Vegucated is pretty good in that the goal of this film is positive motivation.  They use your future better health as inspiration for going vegan.  They do show and tell about the facts of traditional American meat and poultry production however the message is coming to you from three people in conversion.  These three people were hardcore meat-eaters and their refrigerators at the beginning PROVE this! LOL.  One of the three guinea pig meat-eater converts didn’t even cook for herself — her Peruvian Dad did all of the cooking for her.  This made eating meat not even a question for her — until Marisa Wolfson asked her to try going vegan for six weeks.

This film does not go into heavy visual detail about the practices used in commercial meat production but it does show some very graphic and disturbing scenes of animals going through various steps of the process (a pig being lowered into a vat of boiling water and the carcass being de-haired by a machine.  It looks very painful…).  So, viewers you will not be spared some of the realities of how your meat and poultry get to your dinner table.  However, it is not slammed in your face; it comes towards the end of the film.

The entire beginning is about the health benefits of becoming a vegan.  How you can lose weight almost effortlessly, how your body’s vital signs improve in a short time (blood pressure, cholesterol levels…) and how much better and healthier you will feel.

Vegucated is focused primarily on accentuating the positives of being a healthy eater that consumes fruit, vegetables, grains and legumes.  The normal American eats only 9% of these things which is extremely unbalanced.

While I am no longer a vegan I still consume A LOT of veggies, grains, salads, and fruit.  I drink plenty of water and make sure to eat fish and poultry as my main sources of proteins along with root vegetables and ground foods (for complex carbs that take longer to burn than rice or grains).

Being a vegan made me a much more conscious eater.  I understand the purpose of food and try to balance out my carbs and proteins.  I also know that I have to watch the idiot foods.  For me, idiot foods are the sugar-filled stuff that makes me smile.  But, it’s bad for our bodies over the long haul.

I think everyone should watch Vegucated so they will not be in the dark about how their food is being handled.  However, what you do with that information is your own personal choice — however educate yourself so no one can surprise you, terrorize you, or preach at you.  Be an informed consumer about the most important thing in your life — what you put in your body.

4 Blogairy Notebooks

Notebook Blogairy Finds "The Notebook"

 
So, I am 6 1/2 months pregnant and had just come in from completing the baby registry with daddy-to-be.  We’re both dog-tired and in need of sleep (our dogs were barking!! Uh…feet.)

But, my brain wouldn’t shut down.  What do I do? Flick on the TV, of course.  I find The Notebook is on and decide to watch it this time.  You know, the Ryan Gosling love story?  You’d figure that with my moniker being The Notebook Blogairy anything with ‘notebook’ in it would be something I gravitate towards, right?  LOL.

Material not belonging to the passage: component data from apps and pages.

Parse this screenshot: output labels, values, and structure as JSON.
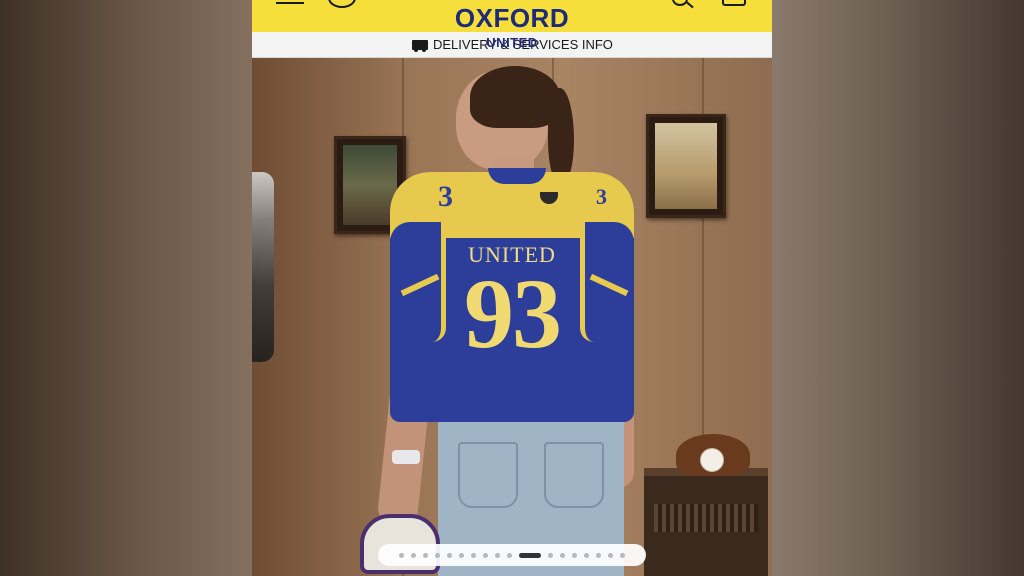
{
  "header": {
    "brand": "OXFORD",
    "brand_sub": "UNITED",
    "info_label": "DELIVERY & SERVICES INFO"
  },
  "photo": {
    "jersey_name": "UNITED",
    "jersey_number": "93",
    "shoulder_number_left": "3",
    "shoulder_number_right": "3"
  },
  "carousel": {
    "slide_count": 18,
    "active_index": 10
  },
  "colors": {
    "header_yellow": "#f6df3a",
    "brand_navy": "#1e2a7a",
    "jersey_blue": "#2c3e9a",
    "jersey_gold": "#e7c94e"
  },
  "icons": [
    "menu-icon",
    "ball-icon",
    "search-icon",
    "bag-icon",
    "truck-icon"
  ]
}
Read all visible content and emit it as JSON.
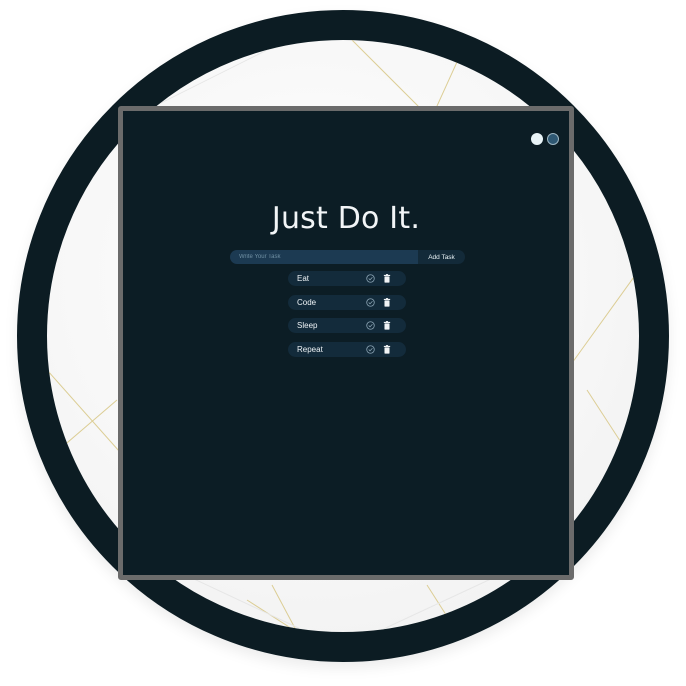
{
  "app": {
    "title": "Just Do It."
  },
  "theme": {
    "options": [
      {
        "name": "light",
        "color": "#e9f4f8"
      },
      {
        "name": "dark",
        "color": "#2f5873"
      }
    ],
    "selected": "dark"
  },
  "form": {
    "placeholder": "Write Your Task",
    "value": "",
    "add_label": "Add Task"
  },
  "todos": [
    {
      "label": "Eat"
    },
    {
      "label": "Code"
    },
    {
      "label": "Sleep"
    },
    {
      "label": "Repeat"
    }
  ],
  "icons": {
    "check": "check-circle-icon",
    "trash": "trash-icon"
  },
  "colors": {
    "background": "#0c1d25",
    "frame": "#6b6b6b",
    "ring": "#0c1c23",
    "input": "#1c3a52",
    "item": "#132b3b",
    "text": "#f2f5f7",
    "gold_accent": "#d9c98a"
  }
}
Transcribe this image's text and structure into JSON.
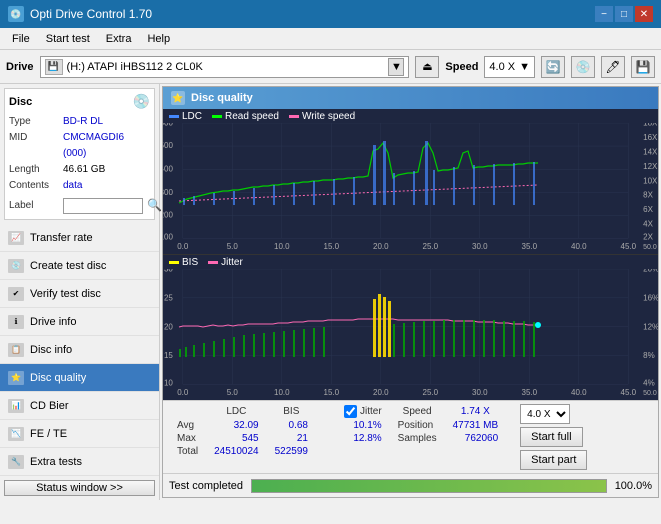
{
  "titlebar": {
    "title": "Opti Drive Control 1.70",
    "icon": "disc",
    "minimize": "−",
    "maximize": "□",
    "close": "✕"
  },
  "menubar": {
    "items": [
      "File",
      "Start test",
      "Extra",
      "Help"
    ]
  },
  "toolbar": {
    "drive_label": "Drive",
    "drive_value": "(H:) ATAPI iHBS112  2 CL0K",
    "speed_label": "Speed",
    "speed_value": "4.0 X"
  },
  "disc": {
    "title": "Disc",
    "type_label": "Type",
    "type_value": "BD-R DL",
    "mid_label": "MID",
    "mid_value": "CMCMAGDI6 (000)",
    "length_label": "Length",
    "length_value": "46.61 GB",
    "contents_label": "Contents",
    "contents_value": "data",
    "label_label": "Label"
  },
  "nav": {
    "items": [
      {
        "id": "transfer-rate",
        "label": "Transfer rate",
        "icon": "📈"
      },
      {
        "id": "create-test-disc",
        "label": "Create test disc",
        "icon": "💿"
      },
      {
        "id": "verify-test-disc",
        "label": "Verify test disc",
        "icon": "✔"
      },
      {
        "id": "drive-info",
        "label": "Drive info",
        "icon": "ℹ"
      },
      {
        "id": "disc-info",
        "label": "Disc info",
        "icon": "📋"
      },
      {
        "id": "disc-quality",
        "label": "Disc quality",
        "icon": "⭐",
        "active": true
      },
      {
        "id": "cd-bier",
        "label": "CD Bier",
        "icon": "📊"
      },
      {
        "id": "fe-te",
        "label": "FE / TE",
        "icon": "📉"
      },
      {
        "id": "extra-tests",
        "label": "Extra tests",
        "icon": "🔧"
      }
    ],
    "status_btn": "Status window >>"
  },
  "content": {
    "title": "Disc quality",
    "icon": "⭐"
  },
  "chart1": {
    "legend": [
      {
        "label": "LDC",
        "color": "#0000ff"
      },
      {
        "label": "Read speed",
        "color": "#00ff00"
      },
      {
        "label": "Write speed",
        "color": "#ff69b4"
      }
    ],
    "y_max": 600,
    "y_right_max": 18,
    "x_max": 50
  },
  "chart2": {
    "legend": [
      {
        "label": "BIS",
        "color": "#ffff00"
      },
      {
        "label": "Jitter",
        "color": "#ff69b4"
      }
    ],
    "y_max": 30,
    "y_right_max": 20,
    "x_max": 50
  },
  "stats": {
    "columns": [
      "LDC",
      "BIS",
      "",
      "Jitter",
      "Speed",
      ""
    ],
    "avg_label": "Avg",
    "max_label": "Max",
    "total_label": "Total",
    "avg_ldc": "32.09",
    "avg_bis": "0.68",
    "avg_jitter": "10.1%",
    "max_ldc": "545",
    "max_bis": "21",
    "max_jitter": "12.8%",
    "total_ldc": "24510024",
    "total_bis": "522599",
    "speed_label": "Speed",
    "speed_value": "1.74 X",
    "speed_select": "4.0 X",
    "position_label": "Position",
    "position_value": "47731 MB",
    "samples_label": "Samples",
    "samples_value": "762060",
    "jitter_checked": true,
    "jitter_label": "Jitter",
    "btn_full": "Start full",
    "btn_part": "Start part"
  },
  "progressbar": {
    "status_text": "Test completed",
    "progress": 100,
    "progress_text": "100.0%"
  }
}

Anywho, I am drawn into the story and fall in love with the endearing love story and figure out what’s happening and who the two mature adults really are and from that moment I became a waterbag!  (You know you cried throughout this movie too!)

The story goes back and forth in time from the past to the present and does it beautifully!  I am so glad I took the time to watch The Notebook.  It reminded me a bit of Bridges of Madison County except for the ending — of course.

Blogairy Notebook Rating: 4